Ten years ago, the first two LA Unified Pilot Schools opened on the campus of Belmont High School. Today, there are 47 Pilot Schools across the city—representing a powerful community-based, teacher-driven, student-centered reform movement within the nation’s second largest school district. In 2006, LAUSD Local District Superintendent Richard Alonzo explained, “The community could have taken the easier route and turned to charter schools,” but “we want to bring change from inside of the district to improve things in the district, not try to improve it on the outside.” Improving schools from the inside meant granting them local autonomy to get results.
March 19, 2018 by Jeanne Fauci & Karen Hunter Quartz
Students are coming to school with myriad issues that teachers and schools cannot address alone. Ecological systems theory posits that the environments with which a child comes into contact, either directly or indirectly, can impact her or his development. With the support of community partner organizations in the local community, community schools can effectively respond to students’ needs and help them navigate the interconnected web of environments. Through interviews, focus groups, and a document review, this cross-site case study explored the practices that are employed by community school leaders (school staff and employees of community partner organizations) at two pilot high schools in the Los Angeles Unified School District (LAUSD), to implement six guiding principles of community schools.

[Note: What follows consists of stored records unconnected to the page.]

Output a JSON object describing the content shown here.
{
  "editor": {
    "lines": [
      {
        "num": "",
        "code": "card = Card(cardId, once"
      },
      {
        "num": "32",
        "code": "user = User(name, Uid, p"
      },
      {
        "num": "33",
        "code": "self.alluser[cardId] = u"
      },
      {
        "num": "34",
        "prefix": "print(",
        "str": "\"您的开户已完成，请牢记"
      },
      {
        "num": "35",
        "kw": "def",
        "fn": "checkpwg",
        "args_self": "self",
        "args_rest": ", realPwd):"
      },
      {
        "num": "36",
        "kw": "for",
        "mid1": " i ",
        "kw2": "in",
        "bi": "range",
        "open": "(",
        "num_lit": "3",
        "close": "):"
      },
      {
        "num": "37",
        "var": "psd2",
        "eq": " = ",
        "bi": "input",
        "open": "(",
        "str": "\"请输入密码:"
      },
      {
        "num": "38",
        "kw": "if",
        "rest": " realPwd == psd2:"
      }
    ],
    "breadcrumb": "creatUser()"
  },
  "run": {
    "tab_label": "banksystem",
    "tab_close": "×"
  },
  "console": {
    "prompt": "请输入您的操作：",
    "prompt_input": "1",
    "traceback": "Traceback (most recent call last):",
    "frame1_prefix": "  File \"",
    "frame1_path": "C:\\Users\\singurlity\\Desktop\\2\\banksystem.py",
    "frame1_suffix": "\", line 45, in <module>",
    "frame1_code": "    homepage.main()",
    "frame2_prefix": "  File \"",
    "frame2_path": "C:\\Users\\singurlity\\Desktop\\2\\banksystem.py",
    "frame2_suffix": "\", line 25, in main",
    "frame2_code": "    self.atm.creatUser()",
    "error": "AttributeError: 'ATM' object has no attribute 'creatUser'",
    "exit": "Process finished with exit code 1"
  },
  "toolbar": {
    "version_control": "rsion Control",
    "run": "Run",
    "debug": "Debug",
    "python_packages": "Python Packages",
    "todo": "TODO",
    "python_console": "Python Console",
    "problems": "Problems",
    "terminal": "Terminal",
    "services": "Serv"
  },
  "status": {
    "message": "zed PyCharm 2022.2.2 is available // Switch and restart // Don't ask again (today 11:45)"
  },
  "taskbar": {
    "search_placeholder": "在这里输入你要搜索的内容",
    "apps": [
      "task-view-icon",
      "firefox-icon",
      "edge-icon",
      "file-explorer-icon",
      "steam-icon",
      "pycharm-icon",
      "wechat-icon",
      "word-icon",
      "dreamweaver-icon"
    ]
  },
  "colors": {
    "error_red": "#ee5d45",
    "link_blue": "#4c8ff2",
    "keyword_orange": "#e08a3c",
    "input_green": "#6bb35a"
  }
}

Summer 2017 by Dr. Aixle Aman
Community schools are schools that partner with community agencies and local government to provide an integrated focus on academics, health and social services, and youth and community development. They provide expanded learning time and opportunities, engage families actively, and foster collaborative practices.
June 5, 2017
Only about one-third of children attending school in the United States can read proficiently at fourth grade, according to the National Assessment of Educational Progress, known as “the nation’s report card.” 1 If that is not dismaying enough, consider the outcomes for our most vulnerable students. For fourth graders from low-income families, the proportion of students reading on grade level plummets to less than 20 percent. Less than 10 percent of dual-language learners (DLLs) are meeting expectations. These children have difficulty understanding the more complex material covered in school at this age, and the ramifications can be serious.
November 2015 by New America
Undocumented Students in California: What You Should Know, provides a quick and accessible snapshot of our state’s undocumented student population. The resource highlights key demographic data on undocumented students in California, policies affecting immigrant students as well as opportunities and challenges to support these students. We share common terms and pertinent policy information to help California’s students, educators, policymakers and other stakeholders as they make important decisions and advocate on behalf of these students.
Apr 21, 2017 by Ed Trust - West